Shriver’s oh-so-plausible dystopian novel follows four generations of the Mandible family. From the incredibly wealthy great-grandfather to his granddaughter and great grandson ( barely scraping by), the family fortunes run the gamut of the economic ladder. But all are soon falling, and fast.
What makes this novel both so gripping and so ghastly is how believable the scenarios are. There is no plague that kills most of the population, nuclear war or alien invasion – just poor money management and delusional government. Neither is most of the plot a surprise. The descent into poverty is so clear and obvious; there is no other alternative. Yet Shriver’s family members are so well-written and real, the reader is buoyed along, half-wanting to know what happens and half-wanting to look away. From the entitled brat cousins, the economics professor for whom it all is all senseless, to teenager Willing (our hero), each person plays a key role in the desperate fight for survival.
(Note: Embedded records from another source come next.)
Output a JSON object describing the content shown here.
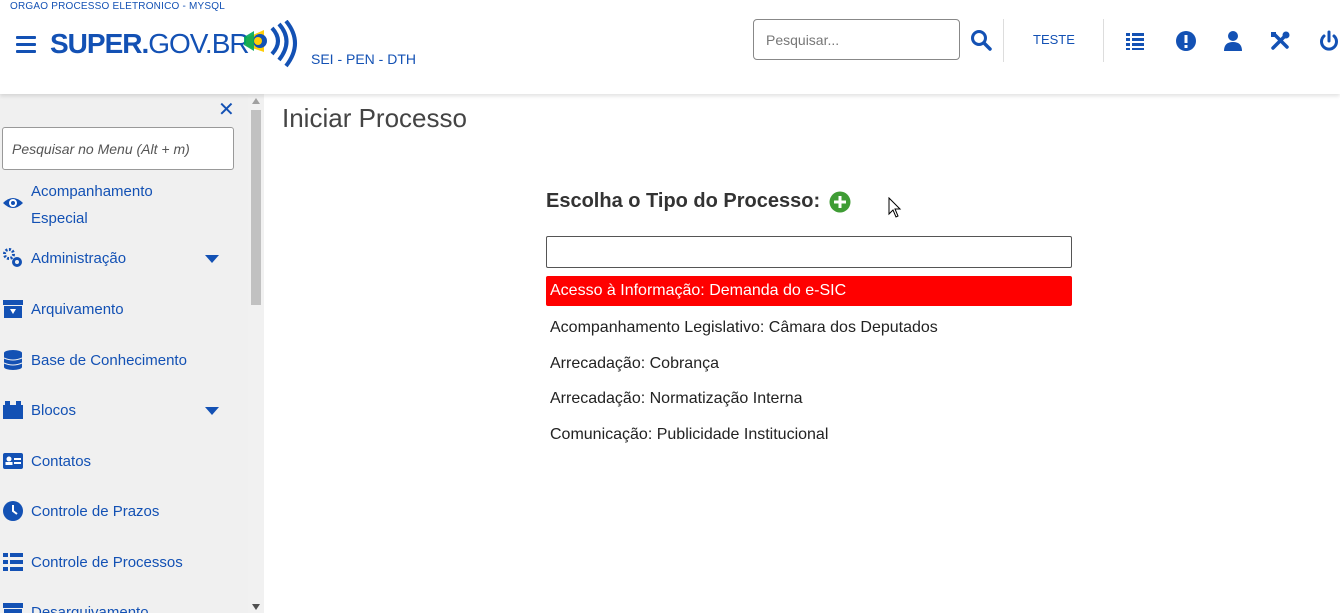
{
  "header": {
    "org_name": "ORGAO PROCESSO ELETRONICO - MYSQL",
    "logo_bold": "SUPER.",
    "logo_thin": "GOV.BR",
    "sistemas": "SEI - PEN - DTH",
    "search_placeholder": "Pesquisar...",
    "unidade": "TESTE",
    "icons": [
      "menu-icon",
      "search-icon",
      "blocks-icon",
      "notice-icon",
      "user-icon",
      "tools-icon",
      "power-icon"
    ],
    "accent_color": "#1351b4"
  },
  "sidebar": {
    "search_placeholder": "Pesquisar no Menu (Alt + m)",
    "items": [
      {
        "label_line1": "Acompanhamento",
        "label_line2": "Especial",
        "icon": "eye-icon"
      },
      {
        "label": "Administração",
        "icon": "gears-icon",
        "has_submenu": true
      },
      {
        "label": "Arquivamento",
        "icon": "archive-icon"
      },
      {
        "label": "Base de Conhecimento",
        "icon": "database-icon"
      },
      {
        "label": "Blocos",
        "icon": "blocks-icon",
        "has_submenu": true
      },
      {
        "label": "Contatos",
        "icon": "contact-card-icon"
      },
      {
        "label": "Controle de Prazos",
        "icon": "clock-icon"
      },
      {
        "label": "Controle de Processos",
        "icon": "list-icon"
      },
      {
        "label": "Desarquivamento",
        "icon": "unarchive-icon"
      }
    ]
  },
  "main": {
    "title": "Iniciar Processo",
    "choose_label": "Escolha o Tipo do Processo:",
    "filter_value": "",
    "tipos": [
      {
        "label": "Acesso à Informação: Demanda do e-SIC",
        "selected": true
      },
      {
        "label": "Acompanhamento Legislativo: Câmara dos Deputados",
        "selected": false
      },
      {
        "label": "Arrecadação: Cobrança",
        "selected": false
      },
      {
        "label": "Arrecadação: Normatização Interna",
        "selected": false
      },
      {
        "label": "Comunicação: Publicidade Institucional",
        "selected": false
      }
    ],
    "selected_color": "#ff0000",
    "add_button_color": "#3f9c35"
  }
}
It gets bad. Then, it gets worse.
This book is so engrossing and unsettling, I feel the need to provide one small spoiler alert: the dog is fine. The rest of the ride is bumpy, but you don’t need to worry on Milo the hound’s account.
Once you are finished with The Mandibles, might I suggest a few choice titles from the self-sufficiency recommendations list?